Then there was a local Brazilian brand that got a 400 W CWT unit, labeled it as 600 W, put on a fake 80 Plus logo, and then went nuts when we exposed it, telling their clients that we were completely wrong and biased. Fortunately, readers complained so much about them that they finally decided to start labeling their products with their true wattage.
Another time, there was a completely unknown Chinese manufacturer that was behind a local brand in Brazil that was accusing us of getting money from its competitors to post the review showing that the product couldn’t deliver its labeled wattage. My answer to the Brazilian company was simple. I have a video here with your power supply exploding. Simply ask them for a video with the power supply delivering the labeled wattage. They never did. Instead, they sent a photo of the over power protection (OPP) test performed by their load tester, showing the unit’s labeled wattage on the display. Can you believe this? They labeled their power supply with the trigger wattage of the over power protection circuit, which is always way above the unit’s real wattage.
And then there was Huntkey.
Talking to Huntkey’s president, it is now clear that the whole mess was ignited by Huntkey’s distributor in Brazil. According to Mr. Lewis, the distributor told him, “How can I compete in this market where there are power supplies labeled with higher wattages selling for less?” This kind of mentality is what makes the Brazilian market have so much junk being sold, and I couldn’t disagree more. Just because some people sell junk from unknown brands doesn’t mean that you have to make your products compete with this junk. By selling products with fake specifications, the company’s reputation goes down the drain. Unfortunately, by trusting a local distributor with the wrong kind of mentality, Huntkey did something that hurt its image.

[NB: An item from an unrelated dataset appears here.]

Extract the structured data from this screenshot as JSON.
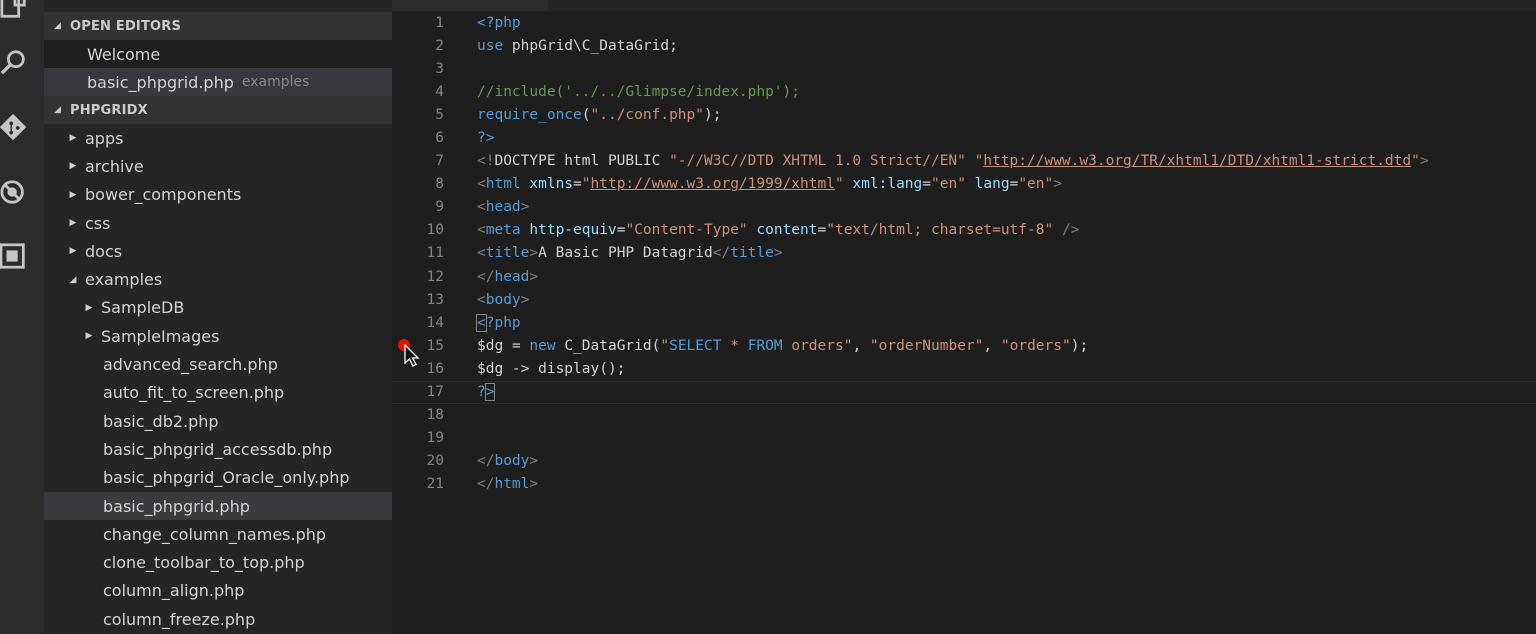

To make things worse, in Brazil, people would sell Huntkey’s low-end power supplies as if they were high-end products. Low-end products are not necessarily bad products, as long as you know their benefits (lower price) and limitations (lower efficiency, for example). The problem is when you buy a Jetta expecting to have the performance of a Ferrari.

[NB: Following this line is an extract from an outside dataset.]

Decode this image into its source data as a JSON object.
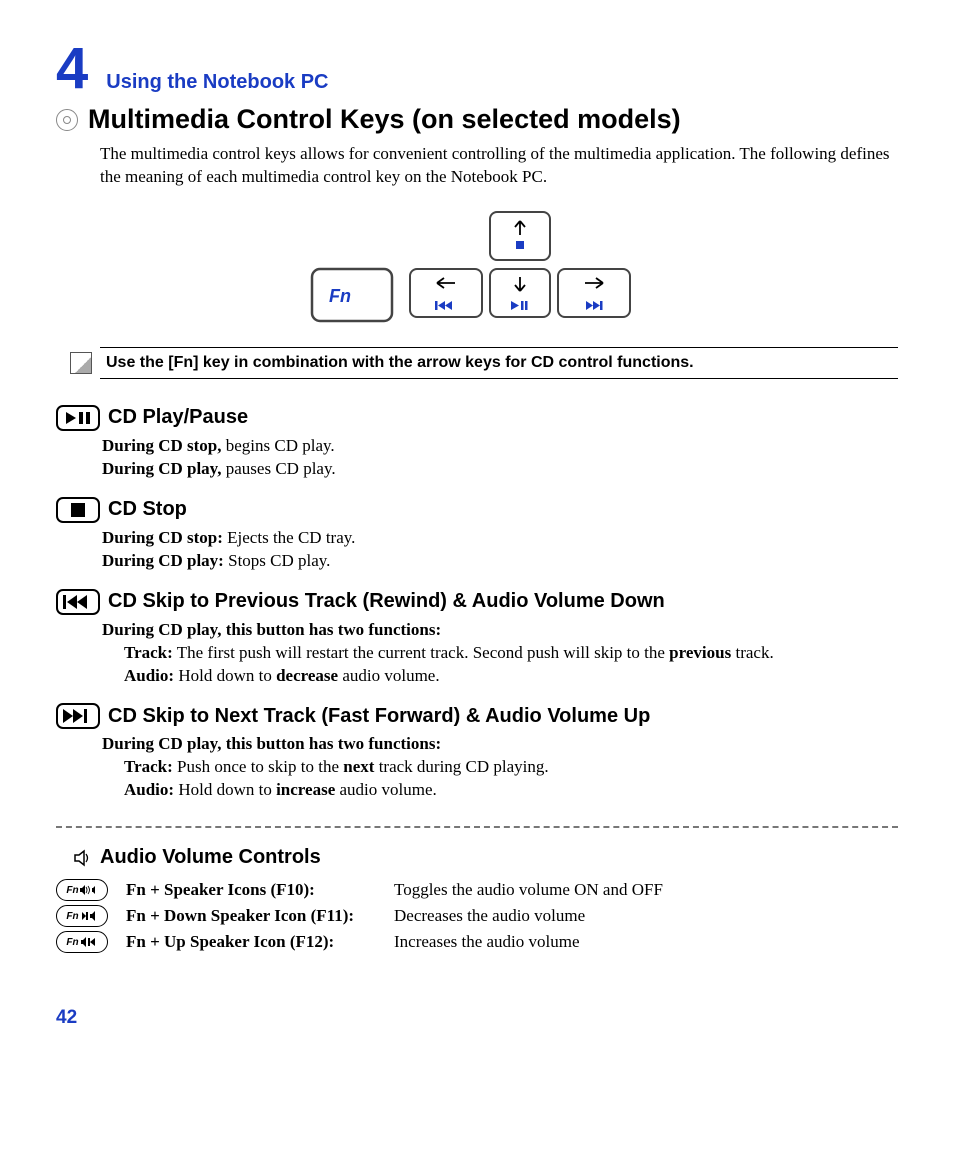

I was surprised to hear from Mr. Lewis that he not only completely agrees with my point of view, but he also wants my personal advice on how to better serve the market.
Finally, there was the situation in which I accused Huntkey of trying to bribe me. That was my bad. You see, they don’t speak English very well, and I got things mixed up as we got lost in the translation. (Our entire meeting was in Chinese, with the help of our business associate who is fluent in this language.) They truly wanted to advertise on Clube do Hardware, but this had absolutely nothing to do with the bad reviews. From the way the message was written, however, I assumed otherwise. All they wanted was to talk to know me better, and to better understand my background and the future plans for the websites.
That is why it is so important to have face-to-face meetings, as virtual communications can blow things out of proportion.
I want to thank Mr. Lewis for spending so many hours with us, and I hope this is the beginning of a long and positive relationship between us.